In numerous examples, victims noted that people who were passing by did not offer to help. These incidents recognised individuals that were subject to verbal abuse, profanities, physical intimidation and death threats in places such as shopping centres.
Providing further clarity to the findings, lead author Dr Derya Iner from Charles Sturt University admitted that the true number of incidents is likely to be much greater than that of the 349 recorded cases, due to the persistent problem of under-reporting.
Certainly, the report has succeeded in raising awareness of the necessary actions for ensuring justice moving forward.
“Online and offline, people have detailed how they would like to murder all Muslims and yet there appeared to be no investigation or prosecution, raising serious questions about the fitness of existing laws,” the findings concurred.
“This is especially the case where continuous anti-Muslim sentiment in political and media discourse becomes normalised, desensitising the public,” elaborated Dr Iner.
The report highlights that an endemic social problem exists within the wider community that cannot be ignored or downplayed any longer.
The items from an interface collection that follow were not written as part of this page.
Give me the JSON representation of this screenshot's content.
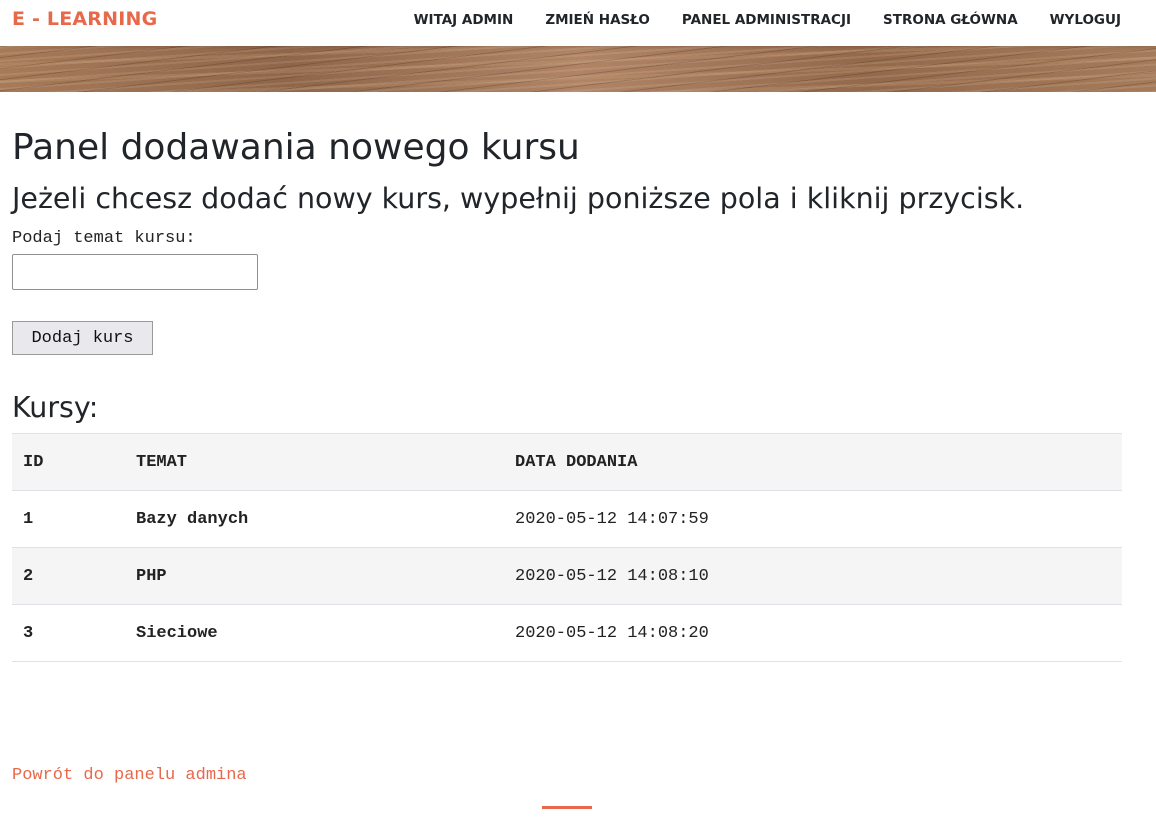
{
  "navbar": {
    "brand": "E - LEARNING",
    "items": [
      {
        "label": "WITAJ ADMIN"
      },
      {
        "label": "ZMIEŃ HASŁO"
      },
      {
        "label": "PANEL ADMINISTRACJI"
      },
      {
        "label": "STRONA GŁÓWNA"
      },
      {
        "label": "WYLOGUJ"
      }
    ]
  },
  "main": {
    "title": "Panel dodawania nowego kursu",
    "subtitle": "Jeżeli chcesz dodać nowy kurs, wypełnij poniższe pola i kliknij przycisk.",
    "form": {
      "label": "Podaj temat kursu:",
      "input_value": "",
      "button_label": "Dodaj kurs"
    },
    "courses_title": "Kursy:",
    "table": {
      "headers": [
        "ID",
        "TEMAT",
        "DATA DODANIA"
      ],
      "rows": [
        [
          "1",
          "Bazy danych",
          "2020-05-12 14:07:59"
        ],
        [
          "2",
          "PHP",
          "2020-05-12 14:08:10"
        ],
        [
          "3",
          "Sieciowe",
          "2020-05-12 14:08:20"
        ]
      ]
    }
  },
  "footer": {
    "back_link": "Powrót do panelu admina"
  },
  "colors": {
    "accent": "#e8684a",
    "stripe": "#f5f5f5"
  }
}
Furthering this, Race Discrimination Commissioner Chin Tan acknowledged the detrimental effects on the society at large.
“Australian society has a responsibility to ensure the safety of its Muslim communities, and we must be united in condemning Islamophobia and all forms of racial hatred,” declared Commissioner Tan.
Amongst dozens of examples were cases which involved a fake gun, as well as a number of circumstances where bystanders failed to assist the victim.
In painful memory following the Christchurch mosques attack in March, discrimination is increasingly pronounced for the faithful especially as the government continues to draft protections under religious freedom law.
“With Christchurch in our minds, we cannot afford to be complacent. Social cohesion is something that must be nurtured and repaired by all of us for the well-being and security of Australia,” asserted Dr Iner.
Across the political divide, politicians including Labor’s immigration spokesperson Andrew Giles has condemned the behaviour stating his rejection to racism and religious discrimination of any kind.
“It’s time for all Australians to stand together in hope and reject hate,” declared Mr Giles.
Whilst, in the NSW parliament, Muslim Senator Shaoquett Moselmane formally presented a motion acknowledging the report and the corresponding community endorsement from Australian Federation of Islamic Councils (AFIC) & Australian National Imams Council (ANIC).
“Everyone has the right to live their life free of such hatred and vitriol. AFIC calls on Australia’s political leadership to stand firm against such actions and to work with the community to introduce policies that will foster social harmony and bring the perpetrators of such incidents to justice,” proclaimed AFIC.
Indeed, freedom of religion is fundamental to Australian society. Australians of all religions should be able to practice their faith free of prejudice.
Ultimately, where should the line be drawn between freedom of speech and ethical expression? If the monster of self-expression becomes out of control, then where will it stop? There will be no winners.